ACTION ITEM
Omit the images. Copy each entry word for word.
--- START ---
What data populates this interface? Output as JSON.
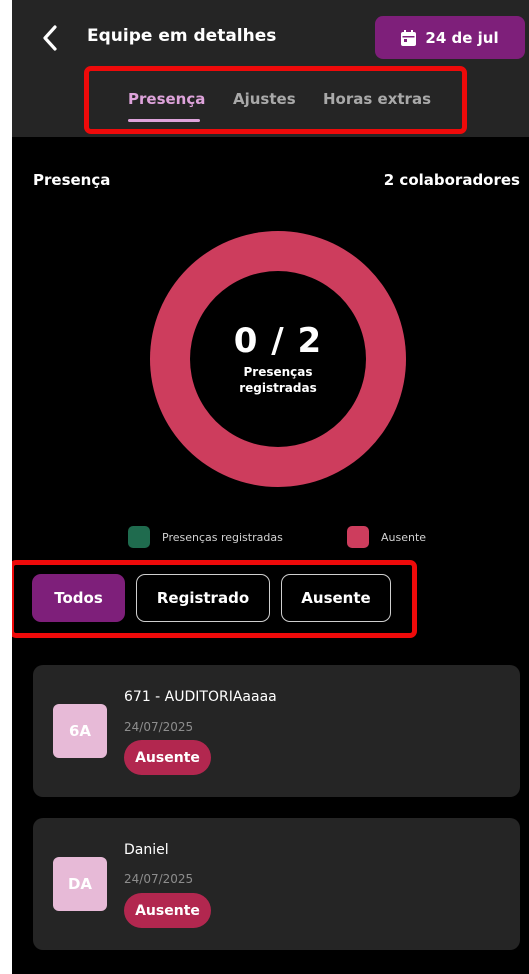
{
  "header": {
    "title": "Equipe em detalhes",
    "date_label": "24 de jul"
  },
  "tabs": [
    {
      "label": "Presença",
      "active": true
    },
    {
      "label": "Ajustes",
      "active": false
    },
    {
      "label": "Horas extras",
      "active": false
    }
  ],
  "summary": {
    "title": "Presença",
    "count_label": "2 colaboradores",
    "donut_value": "0 / 2",
    "donut_caption_line1": "Presenças",
    "donut_caption_line2": "registradas",
    "registered": 0,
    "total": 2
  },
  "legend": [
    {
      "label": "Presenças registradas",
      "color": "#1f6b4e"
    },
    {
      "label": "Ausente",
      "color": "#cd3d5d"
    }
  ],
  "filters": [
    {
      "label": "Todos",
      "selected": true
    },
    {
      "label": "Registrado",
      "selected": false
    },
    {
      "label": "Ausente",
      "selected": false
    }
  ],
  "employees": [
    {
      "initials": "6A",
      "name": "671 - AUDITORIAaaaa",
      "date": "24/07/2025",
      "status": "Ausente"
    },
    {
      "initials": "DA",
      "name": "Daniel",
      "date": "24/07/2025",
      "status": "Ausente"
    }
  ],
  "colors": {
    "accent": "#7e1f7a",
    "tab_active": "#dea3db",
    "absent": "#cd3d5d",
    "badge": "#b2274f",
    "highlight_border": "#ee0a0a"
  }
}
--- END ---
EXERCISE ANSWER
What data populates this interface? Output as JSON.
{
  "header": {
    "title": "Equipe em detalhes",
    "date_label": "24 de jul"
  },
  "tabs": [
    {
      "label": "Presença",
      "active": true
    },
    {
      "label": "Ajustes",
      "active": false
    },
    {
      "label": "Horas extras",
      "active": false
    }
  ],
  "summary": {
    "title": "Presença",
    "count_label": "2 colaboradores",
    "donut_value": "0 / 2",
    "donut_caption_line1": "Presenças",
    "donut_caption_line2": "registradas",
    "registered": 0,
    "total": 2
  },
  "legend": [
    {
      "label": "Presenças registradas",
      "color": "#1f6b4e"
    },
    {
      "label": "Ausente",
      "color": "#cd3d5d"
    }
  ],
  "filters": [
    {
      "label": "Todos",
      "selected": true
    },
    {
      "label": "Registrado",
      "selected": false
    },
    {
      "label": "Ausente",
      "selected": false
    }
  ],
  "employees": [
    {
      "initials": "6A",
      "name": "671 - AUDITORIAaaaa",
      "date": "24/07/2025",
      "status": "Ausente"
    },
    {
      "initials": "DA",
      "name": "Daniel",
      "date": "24/07/2025",
      "status": "Ausente"
    }
  ],
  "colors": {
    "accent": "#7e1f7a",
    "tab_active": "#dea3db",
    "absent": "#cd3d5d",
    "badge": "#b2274f",
    "highlight_border": "#ee0a0a"
  }
}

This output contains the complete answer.